“Is a postnup as good as a prenup?” This is a question many couples in Georgia ask when considering their legal options for asset protection and spousal support.
The short answer is – for most people, yes.
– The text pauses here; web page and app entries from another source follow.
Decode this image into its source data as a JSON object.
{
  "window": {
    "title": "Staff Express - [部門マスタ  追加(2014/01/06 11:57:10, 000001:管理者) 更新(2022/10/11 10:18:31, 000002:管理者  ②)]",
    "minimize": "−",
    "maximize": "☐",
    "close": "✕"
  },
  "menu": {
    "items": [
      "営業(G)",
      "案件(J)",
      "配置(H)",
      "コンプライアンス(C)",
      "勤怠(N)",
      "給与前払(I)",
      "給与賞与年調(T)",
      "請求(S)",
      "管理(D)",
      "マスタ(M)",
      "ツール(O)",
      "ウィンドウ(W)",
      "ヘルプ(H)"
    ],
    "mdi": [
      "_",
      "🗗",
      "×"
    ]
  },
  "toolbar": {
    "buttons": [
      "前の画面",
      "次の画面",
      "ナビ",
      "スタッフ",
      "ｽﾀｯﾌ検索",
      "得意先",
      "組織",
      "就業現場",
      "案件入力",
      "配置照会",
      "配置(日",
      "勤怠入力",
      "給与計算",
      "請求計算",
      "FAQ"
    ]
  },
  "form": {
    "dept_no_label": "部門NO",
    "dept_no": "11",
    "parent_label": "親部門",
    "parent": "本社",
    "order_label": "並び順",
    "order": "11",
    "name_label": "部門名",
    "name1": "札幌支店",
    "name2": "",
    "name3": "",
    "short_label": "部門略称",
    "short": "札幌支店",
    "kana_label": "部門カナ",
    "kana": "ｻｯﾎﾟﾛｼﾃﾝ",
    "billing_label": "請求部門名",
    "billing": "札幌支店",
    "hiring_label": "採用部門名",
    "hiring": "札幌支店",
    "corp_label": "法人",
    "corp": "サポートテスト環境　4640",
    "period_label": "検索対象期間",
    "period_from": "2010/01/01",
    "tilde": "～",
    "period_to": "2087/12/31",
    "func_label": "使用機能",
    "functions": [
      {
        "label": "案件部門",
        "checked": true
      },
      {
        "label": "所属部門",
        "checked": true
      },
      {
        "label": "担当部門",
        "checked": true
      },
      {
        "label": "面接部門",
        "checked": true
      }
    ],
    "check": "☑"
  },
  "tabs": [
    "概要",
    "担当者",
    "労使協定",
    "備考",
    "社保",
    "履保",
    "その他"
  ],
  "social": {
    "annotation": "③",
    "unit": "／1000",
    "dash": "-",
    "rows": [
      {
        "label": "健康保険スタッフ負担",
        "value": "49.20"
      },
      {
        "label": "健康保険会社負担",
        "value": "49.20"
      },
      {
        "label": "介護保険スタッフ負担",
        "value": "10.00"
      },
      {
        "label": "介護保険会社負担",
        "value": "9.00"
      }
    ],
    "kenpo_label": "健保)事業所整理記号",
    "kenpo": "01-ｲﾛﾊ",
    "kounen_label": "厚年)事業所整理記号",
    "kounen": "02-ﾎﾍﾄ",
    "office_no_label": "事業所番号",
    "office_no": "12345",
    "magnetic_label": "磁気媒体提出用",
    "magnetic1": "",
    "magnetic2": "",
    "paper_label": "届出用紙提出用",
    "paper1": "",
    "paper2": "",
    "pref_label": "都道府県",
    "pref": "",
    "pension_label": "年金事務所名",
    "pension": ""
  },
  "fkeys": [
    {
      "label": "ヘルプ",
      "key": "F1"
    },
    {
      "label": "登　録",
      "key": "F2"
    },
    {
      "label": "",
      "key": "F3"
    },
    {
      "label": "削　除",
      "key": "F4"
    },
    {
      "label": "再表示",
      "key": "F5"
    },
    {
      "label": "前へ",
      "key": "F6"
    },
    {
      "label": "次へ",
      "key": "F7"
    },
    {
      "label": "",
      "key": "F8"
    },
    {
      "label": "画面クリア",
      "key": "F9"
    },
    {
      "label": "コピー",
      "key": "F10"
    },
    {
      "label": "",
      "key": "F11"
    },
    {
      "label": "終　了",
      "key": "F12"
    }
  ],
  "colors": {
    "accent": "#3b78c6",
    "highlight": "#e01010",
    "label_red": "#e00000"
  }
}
A postnup is generally just as good as a prenup in Georgia.
The only time this would be an issue with waiting until after you are married to have a marital agreement (a postnup) versus getting one prior to your marriage (a prenup) is if something happens between the time you get married and before you can execute your postnup.
In that case, you would not be protected and it would have been better to get a prenup pre-marriage.
This article aims to provide clarity on this matter, focusing on the differences between prenuptial and postnuptial agreements and their implications under Georgia law.
Prenup vs Postnup in Georgia
A prenuptial agreement, often referred to as a prenup, is a legally binding contract created by a couple before they get married or enter into a civil partnership.
On the other hand, a postnuptial agreement, or postnup, is a similar contract but established after the marriage or partnership has already occurred.
Both agreements are designed to protect each party’s assets, but their timing and context differ.
Prenuptial Agreement in Georgia
A prenuptial agreement in Georgia allows couples to establish the division of their assets and any potential spousal support in the event of divorce or death.
It provides an opportunity for couples to discuss and agree upon financial matters before entering into the commitment of marriage, thereby preventing potential disputes in the future.
Postnuptial Agreement in Georgia
A postnuptial agreement in Georgia serves a similar purpose as a prenuptial agreement.
However, it’s drafted after the couple is already married.
A postnuptial agreement can be useful when there are significant changes in the couple’s financial situation or if marital issues arise that prompt a reassessment of asset distribution.
What is Better a Prenup or a Postnup in Georgia?
The decision between a prenup and a postnup largely depends on the specific circumstances and needs of the couple.
While a prenup allows for financial discussions and agreements to take place before marriage, a postnup provides flexibility for changes in circumstances after the marriage has occurred.
How Long After Marriage Can You Get a Postnuptial Agreement in Georgia?
In Georgia, you can get a postnuptial agreement at any time after your marriage.
However, it’s crucial to ensure that the agreement is drafted correctly and fairly to both parties to uphold its validity in the court of law.
Postnuptial Agreement vs Divorce in Georgia
A postnuptial agreement is not a precursor to divorce.
Instead, it serves as a tool for managing assets and responsibilities within the marriage.
In the event of a divorce, the provisions in the postnuptial agreement typically guide the division of assets.
The only things you cannot agree to legally in a postnup that would be addressed in a divorce are child custody and child support.
Do Postnups Hold Up in Court in Georgia?
In Georgia, postnuptial agreements are generally enforceable if they are fair, entered into without duress or coercion, and full disclosure of assets was made at the time of signing.
However, the court has the discretion to review the agreement and may set it aside if it’s deemed unconscionable or unjust.
What Are the Cons of a Postnuptial Agreement in Georgia?
While a postnuptial agreement can provide financial clarity and protection, it also comes with potential disadvantages.
These include creating a sense of distrust between spouses, complex legal processes, and the possibility of the agreement being set aside by the court if not properly drafted.
Whether a postnup is as good as a prenup in Georgia depends on the specific needs and circumstances of the couple involved.
We always advise that you consult with a knowledgeable family law attorney to ensure your interests are adequately protected.
If you’re in the North Metro Atlanta area and would like to know more about prenups or postnups, give us a call at Your Law Firm to start the conversation. We’re here to serve.